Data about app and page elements

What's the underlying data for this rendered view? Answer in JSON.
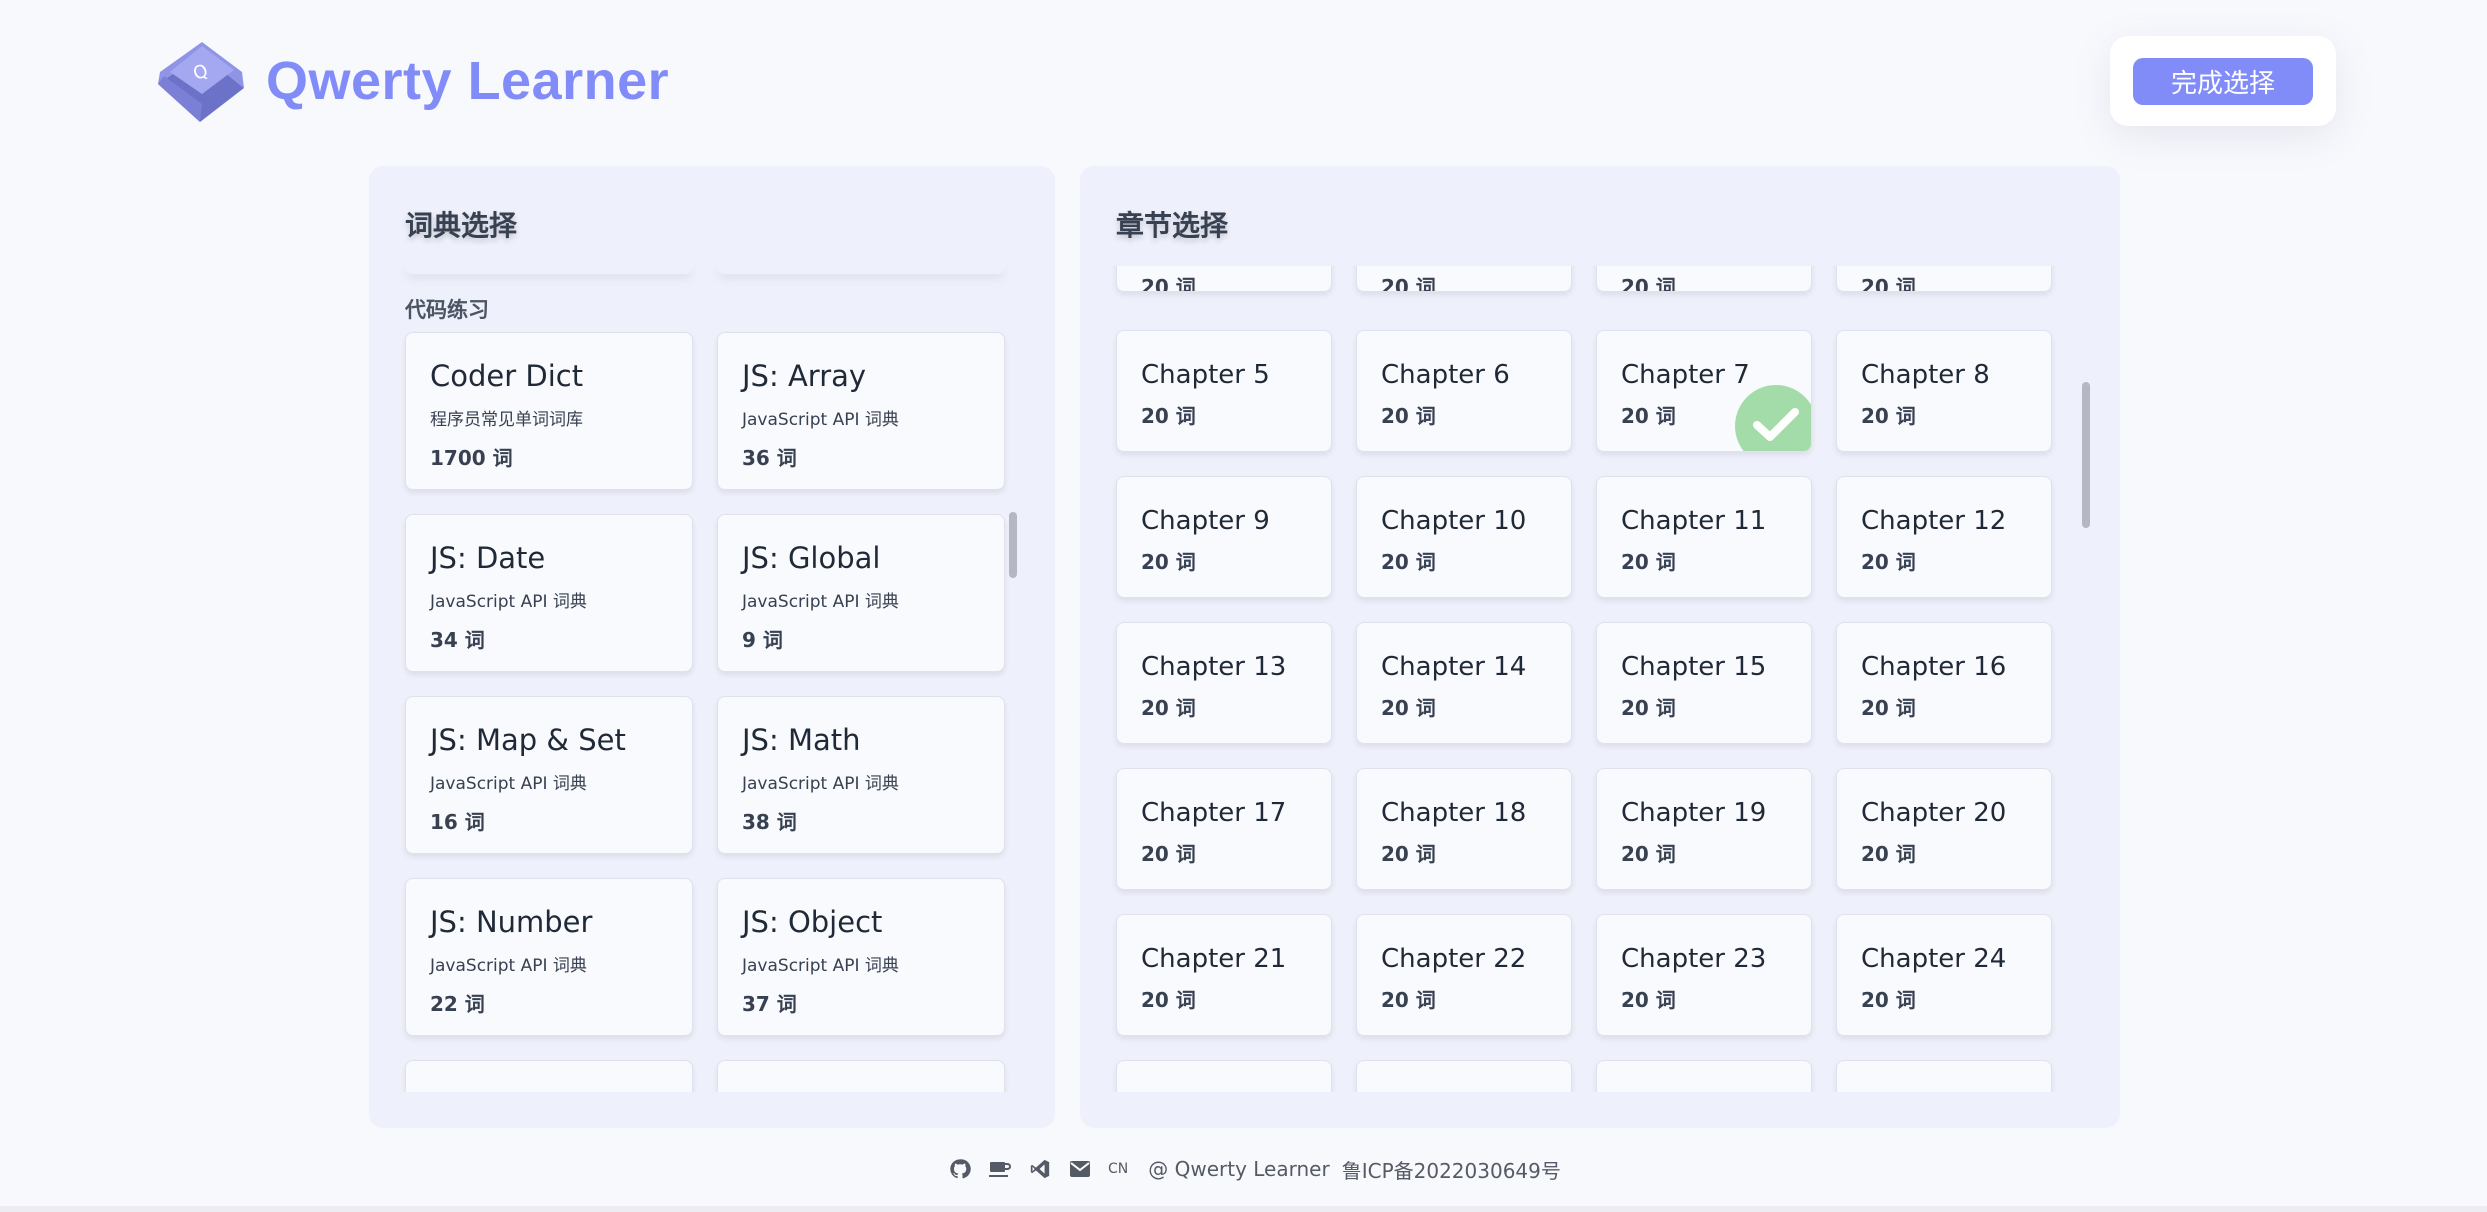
{
  "app": {
    "title": "Qwerty Learner"
  },
  "header": {
    "done_label": "完成选择"
  },
  "dict_panel": {
    "title": "词典选择",
    "group": "代码练习",
    "cards": [
      {
        "name": "Coder Dict",
        "desc": "程序员常见单词词库",
        "count": "1700 词"
      },
      {
        "name": "JS: Array",
        "desc": "JavaScript API 词典",
        "count": "36 词"
      },
      {
        "name": "JS: Date",
        "desc": "JavaScript API 词典",
        "count": "34 词"
      },
      {
        "name": "JS: Global",
        "desc": "JavaScript API 词典",
        "count": "9 词"
      },
      {
        "name": "JS: Map & Set",
        "desc": "JavaScript API 词典",
        "count": "16 词"
      },
      {
        "name": "JS: Math",
        "desc": "JavaScript API 词典",
        "count": "38 词"
      },
      {
        "name": "JS: Number",
        "desc": "JavaScript API 词典",
        "count": "22 词"
      },
      {
        "name": "JS: Object",
        "desc": "JavaScript API 词典",
        "count": "37 词"
      }
    ]
  },
  "chapter_panel": {
    "title": "章节选择",
    "partial_count": "20 词",
    "selected_index": 2,
    "chapters": [
      {
        "name": "Chapter 5",
        "count": "20 词"
      },
      {
        "name": "Chapter 6",
        "count": "20 词"
      },
      {
        "name": "Chapter 7",
        "count": "20 词"
      },
      {
        "name": "Chapter 8",
        "count": "20 词"
      },
      {
        "name": "Chapter 9",
        "count": "20 词"
      },
      {
        "name": "Chapter 10",
        "count": "20 词"
      },
      {
        "name": "Chapter 11",
        "count": "20 词"
      },
      {
        "name": "Chapter 12",
        "count": "20 词"
      },
      {
        "name": "Chapter 13",
        "count": "20 词"
      },
      {
        "name": "Chapter 14",
        "count": "20 词"
      },
      {
        "name": "Chapter 15",
        "count": "20 词"
      },
      {
        "name": "Chapter 16",
        "count": "20 词"
      },
      {
        "name": "Chapter 17",
        "count": "20 词"
      },
      {
        "name": "Chapter 18",
        "count": "20 词"
      },
      {
        "name": "Chapter 19",
        "count": "20 词"
      },
      {
        "name": "Chapter 20",
        "count": "20 词"
      },
      {
        "name": "Chapter 21",
        "count": "20 词"
      },
      {
        "name": "Chapter 22",
        "count": "20 词"
      },
      {
        "name": "Chapter 23",
        "count": "20 词"
      },
      {
        "name": "Chapter 24",
        "count": "20 词"
      }
    ]
  },
  "footer": {
    "cn": "CN",
    "copyright": "@ Qwerty Learner",
    "icp": "鲁ICP备2022030649号"
  },
  "colors": {
    "accent": "#818cf8",
    "check": "#a3dca8",
    "panel": "#eef0fb"
  }
}
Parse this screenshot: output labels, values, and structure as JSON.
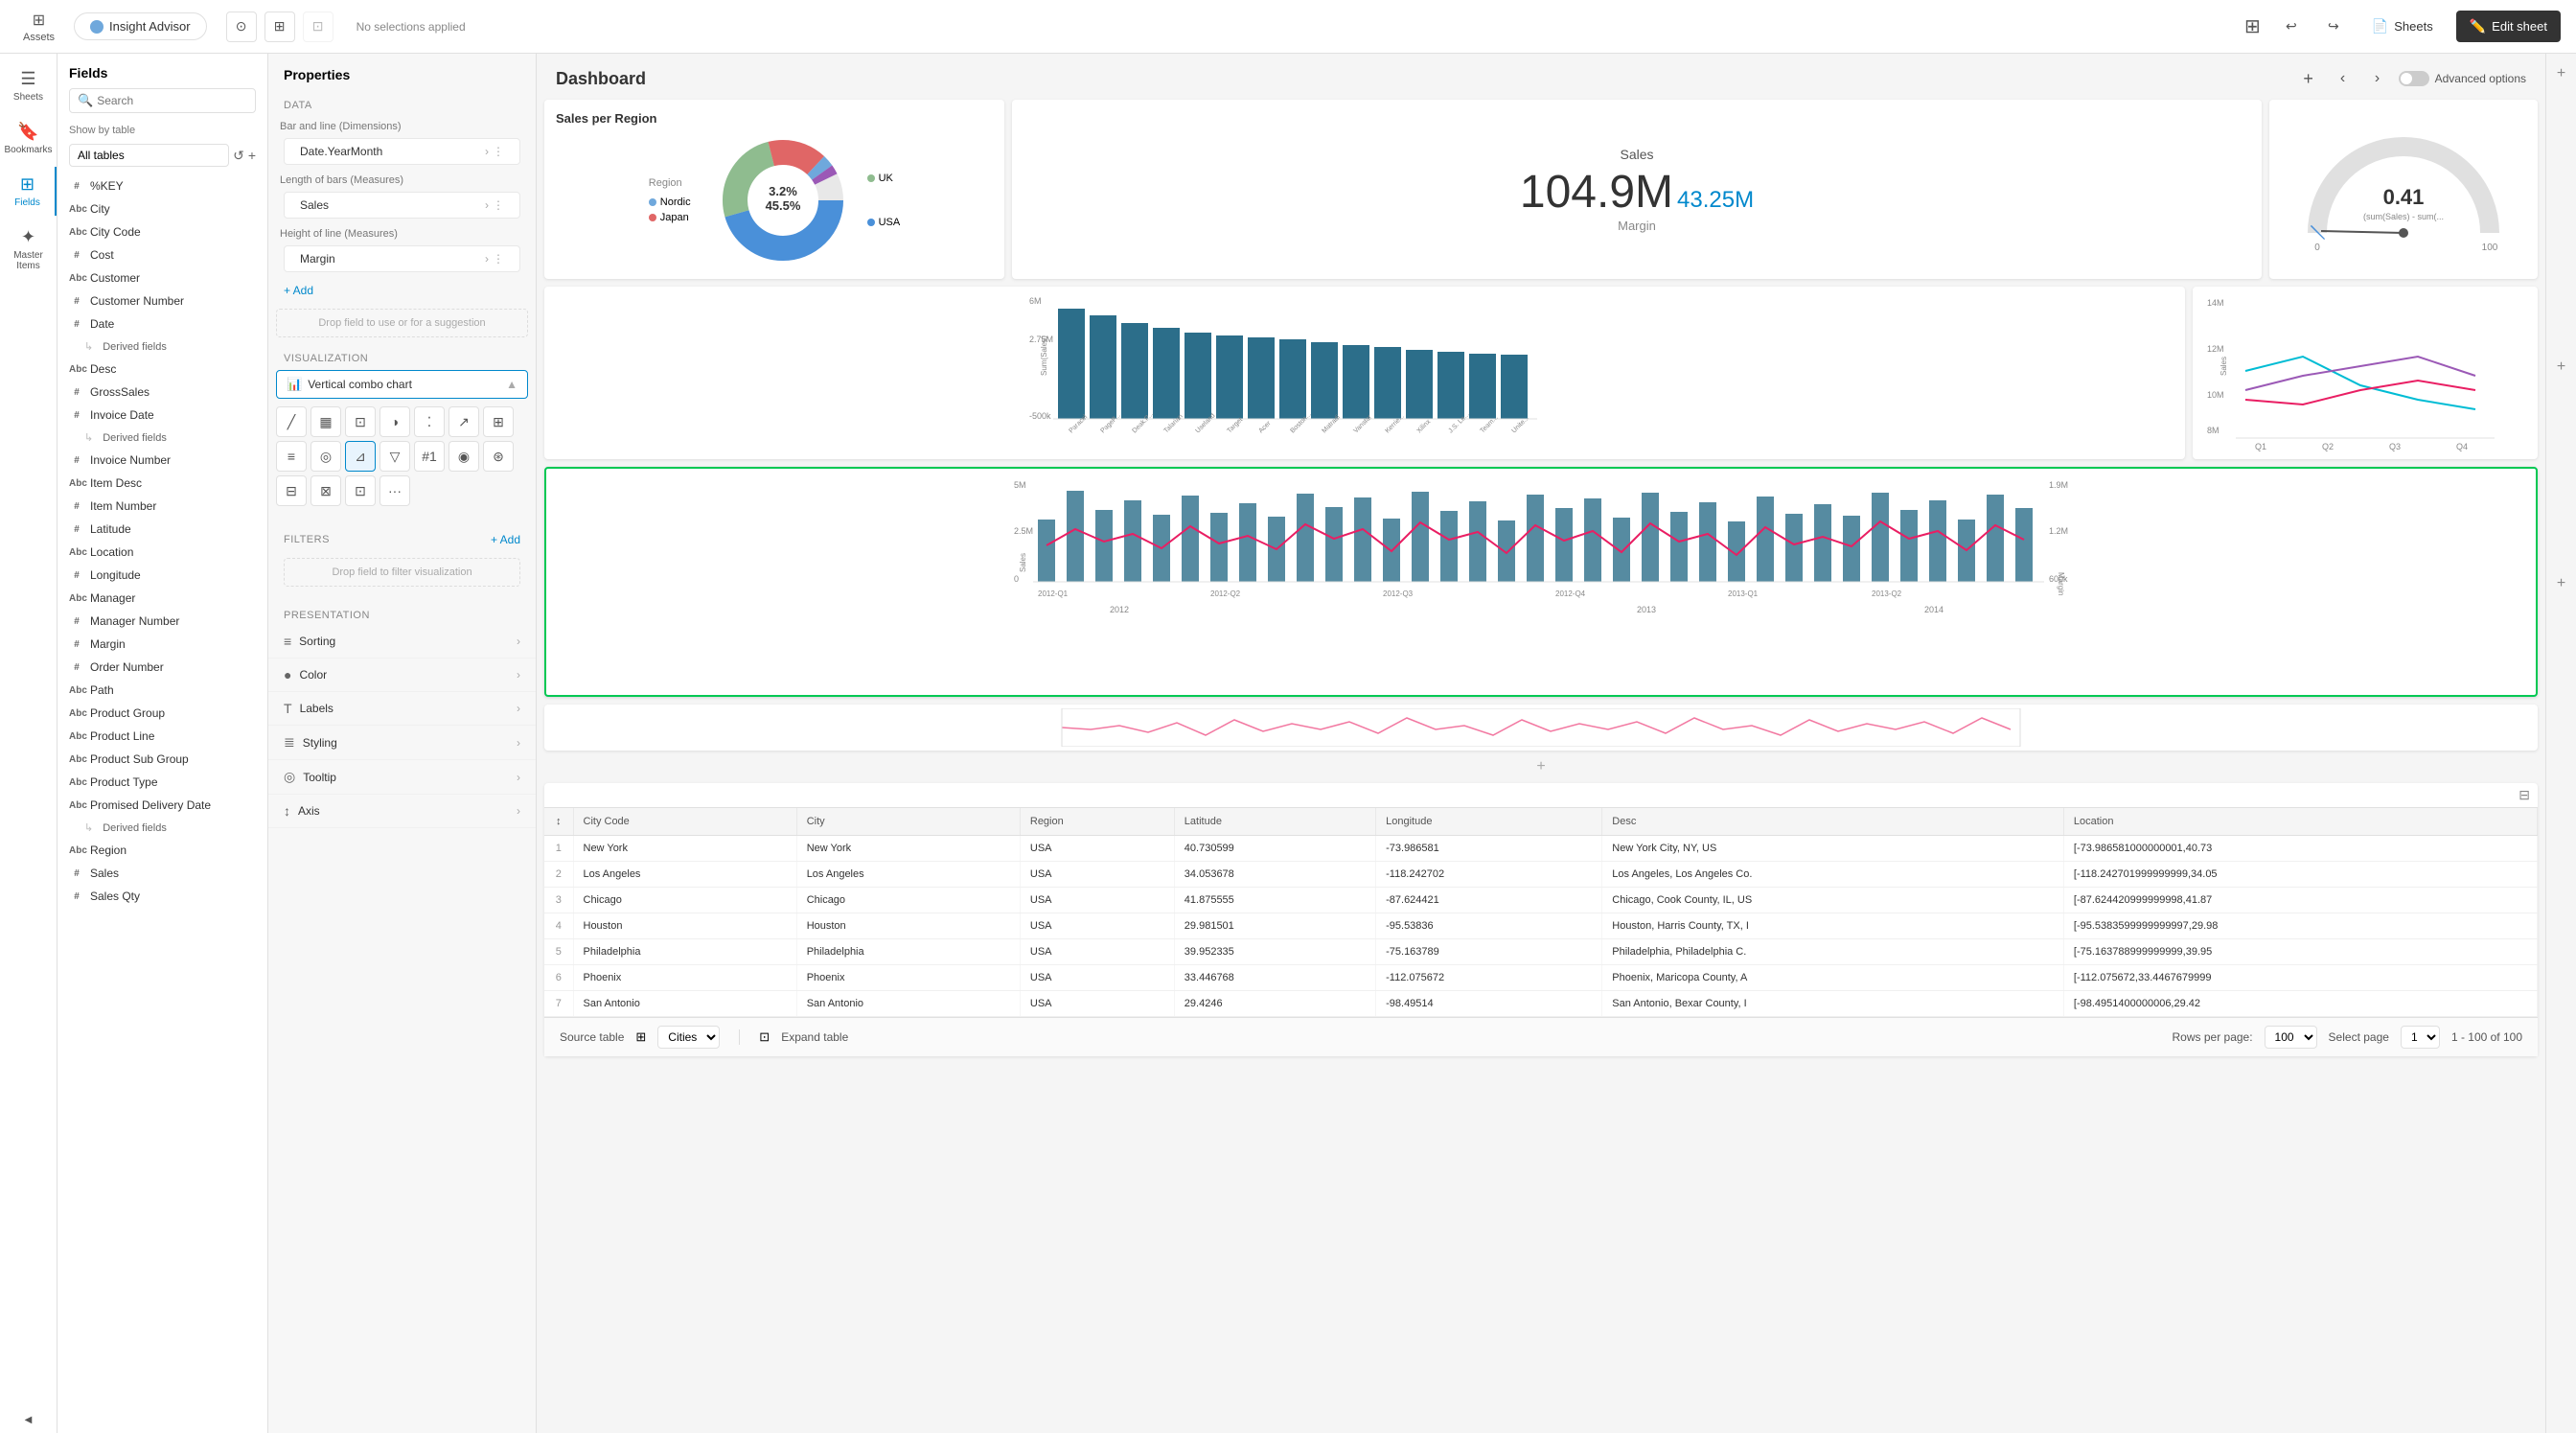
{
  "topbar": {
    "assets_label": "Assets",
    "insight_advisor_label": "Insight Advisor",
    "no_selections": "No selections applied",
    "sheets_label": "Sheets",
    "edit_sheet_label": "Edit sheet"
  },
  "sidebar": {
    "items": [
      {
        "label": "Sheets",
        "icon": "☰"
      },
      {
        "label": "Bookmarks",
        "icon": "🔖"
      },
      {
        "label": "Fields",
        "icon": "⊞"
      },
      {
        "label": "Master Items",
        "icon": "✦"
      }
    ]
  },
  "fields_panel": {
    "title": "Fields",
    "search_placeholder": "Search",
    "show_by_table_label": "Show by table",
    "table_value": "All tables",
    "fields": [
      {
        "type": "#",
        "name": "%KEY"
      },
      {
        "type": "Abc",
        "name": "City"
      },
      {
        "type": "Abc",
        "name": "City Code"
      },
      {
        "type": "#",
        "name": "Cost"
      },
      {
        "type": "Abc",
        "name": "Customer"
      },
      {
        "type": "#",
        "name": "Customer Number"
      },
      {
        "type": "#",
        "name": "Date"
      },
      {
        "type": "sub",
        "name": "Derived fields"
      },
      {
        "type": "Abc",
        "name": "Desc"
      },
      {
        "type": "#",
        "name": "GrossSales"
      },
      {
        "type": "#",
        "name": "Invoice Date"
      },
      {
        "type": "sub",
        "name": "Derived fields"
      },
      {
        "type": "#",
        "name": "Invoice Number"
      },
      {
        "type": "Abc",
        "name": "Item Desc"
      },
      {
        "type": "#",
        "name": "Item Number"
      },
      {
        "type": "#",
        "name": "Latitude"
      },
      {
        "type": "Abc",
        "name": "Location"
      },
      {
        "type": "#",
        "name": "Longitude"
      },
      {
        "type": "Abc",
        "name": "Manager"
      },
      {
        "type": "#",
        "name": "Manager Number"
      },
      {
        "type": "#",
        "name": "Margin"
      },
      {
        "type": "#",
        "name": "Order Number"
      },
      {
        "type": "Abc",
        "name": "Path"
      },
      {
        "type": "Abc",
        "name": "Product Group"
      },
      {
        "type": "Abc",
        "name": "Product Line"
      },
      {
        "type": "Abc",
        "name": "Product Sub Group"
      },
      {
        "type": "Abc",
        "name": "Product Type"
      },
      {
        "type": "Abc",
        "name": "Promised Delivery Date"
      },
      {
        "type": "sub",
        "name": "Derived fields"
      },
      {
        "type": "Abc",
        "name": "Region"
      },
      {
        "type": "#",
        "name": "Sales"
      },
      {
        "type": "#",
        "name": "Sales Qty"
      }
    ]
  },
  "properties_panel": {
    "title": "Properties",
    "data_section": "Data",
    "bar_line_label": "Bar and line (Dimensions)",
    "bar_dim_value": "Date.YearMonth",
    "length_bars_label": "Length of bars (Measures)",
    "length_bars_value": "Sales",
    "height_line_label": "Height of line (Measures)",
    "height_line_value": "Margin",
    "add_label": "+ Add",
    "drop_hint": "Drop field to use or for a suggestion",
    "visualization_label": "Visualization",
    "viz_selected": "Vertical combo chart",
    "filters_label": "Filters",
    "add_filter_label": "+ Add",
    "drop_filter_hint": "Drop field to filter visualization",
    "presentation_label": "Presentation",
    "pres_items": [
      {
        "icon": "≡",
        "label": "Sorting"
      },
      {
        "icon": "●",
        "label": "Color"
      },
      {
        "icon": "T",
        "label": "Labels"
      },
      {
        "icon": "≣",
        "label": "Styling"
      },
      {
        "icon": "◎",
        "label": "Tooltip"
      },
      {
        "icon": "↕",
        "label": "Axis"
      }
    ]
  },
  "dashboard": {
    "title": "Dashboard",
    "advanced_options": "Advanced options",
    "charts": {
      "donut": {
        "title": "Sales per Region",
        "legend_label": "Region",
        "segments": [
          {
            "label": "Nordic",
            "color": "#6fa8dc",
            "pct": "3.2%"
          },
          {
            "label": "Japan",
            "color": "#e06666",
            "pct": ""
          },
          {
            "label": "UK",
            "color": "#8fbc8f",
            "pct": ""
          },
          {
            "label": "USA",
            "color": "#4a90d9",
            "pct": ""
          }
        ],
        "center_pct": "45.5%"
      },
      "sales_kpi": {
        "label": "Sales",
        "value": "104.9M",
        "sub_value": "43.25M",
        "sub_label": "Margin"
      },
      "gauge": {
        "value": "0.41",
        "sub_label": "(sum(Sales) - sum(...",
        "min": "0",
        "max": "100"
      }
    },
    "table": {
      "columns": [
        "City Code",
        "City",
        "Region",
        "Latitude",
        "Longitude",
        "Desc",
        "Location"
      ],
      "rows": [
        {
          "num": "1",
          "city_code": "New York",
          "city": "New York",
          "region": "USA",
          "lat": "40.730599",
          "lon": "-73.986581",
          "desc": "New York City, NY, US",
          "loc": "[-73.986581000000001,40.73"
        },
        {
          "num": "2",
          "city_code": "Los Angeles",
          "city": "Los Angeles",
          "region": "USA",
          "lat": "34.053678",
          "lon": "-118.242702",
          "desc": "Los Angeles, Los Angeles Co.",
          "loc": "[-118.242701999999999,34.05"
        },
        {
          "num": "3",
          "city_code": "Chicago",
          "city": "Chicago",
          "region": "USA",
          "lat": "41.875555",
          "lon": "-87.624421",
          "desc": "Chicago, Cook County, IL, US",
          "loc": "[-87.624420999999998,41.87"
        },
        {
          "num": "4",
          "city_code": "Houston",
          "city": "Houston",
          "region": "USA",
          "lat": "29.981501",
          "lon": "-95.53836",
          "desc": "Houston, Harris County, TX, I",
          "loc": "[-95.5383599999999997,29.98"
        },
        {
          "num": "5",
          "city_code": "Philadelphia",
          "city": "Philadelphia",
          "region": "USA",
          "lat": "39.952335",
          "lon": "-75.163789",
          "desc": "Philadelphia, Philadelphia C.",
          "loc": "[-75.163788999999999,39.95"
        },
        {
          "num": "6",
          "city_code": "Phoenix",
          "city": "Phoenix",
          "region": "USA",
          "lat": "33.446768",
          "lon": "-112.075672",
          "desc": "Phoenix, Maricopa County, A",
          "loc": "[-112.075672,33.4467679999"
        },
        {
          "num": "7",
          "city_code": "San Antonio",
          "city": "San Antonio",
          "region": "USA",
          "lat": "29.4246",
          "lon": "-98.49514",
          "desc": "San Antonio, Bexar County, I",
          "loc": "[-98.4951400000006,29.42"
        }
      ],
      "source_label": "Source table",
      "source_value": "Cities",
      "expand_label": "Expand table",
      "rows_per_page_label": "Rows per page:",
      "rows_per_page_value": "100",
      "select_page_label": "Select page",
      "select_page_value": "1",
      "page_info": "1 - 100 of 100"
    }
  }
}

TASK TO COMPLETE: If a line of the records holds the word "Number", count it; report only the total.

RESPONSE AREA: 6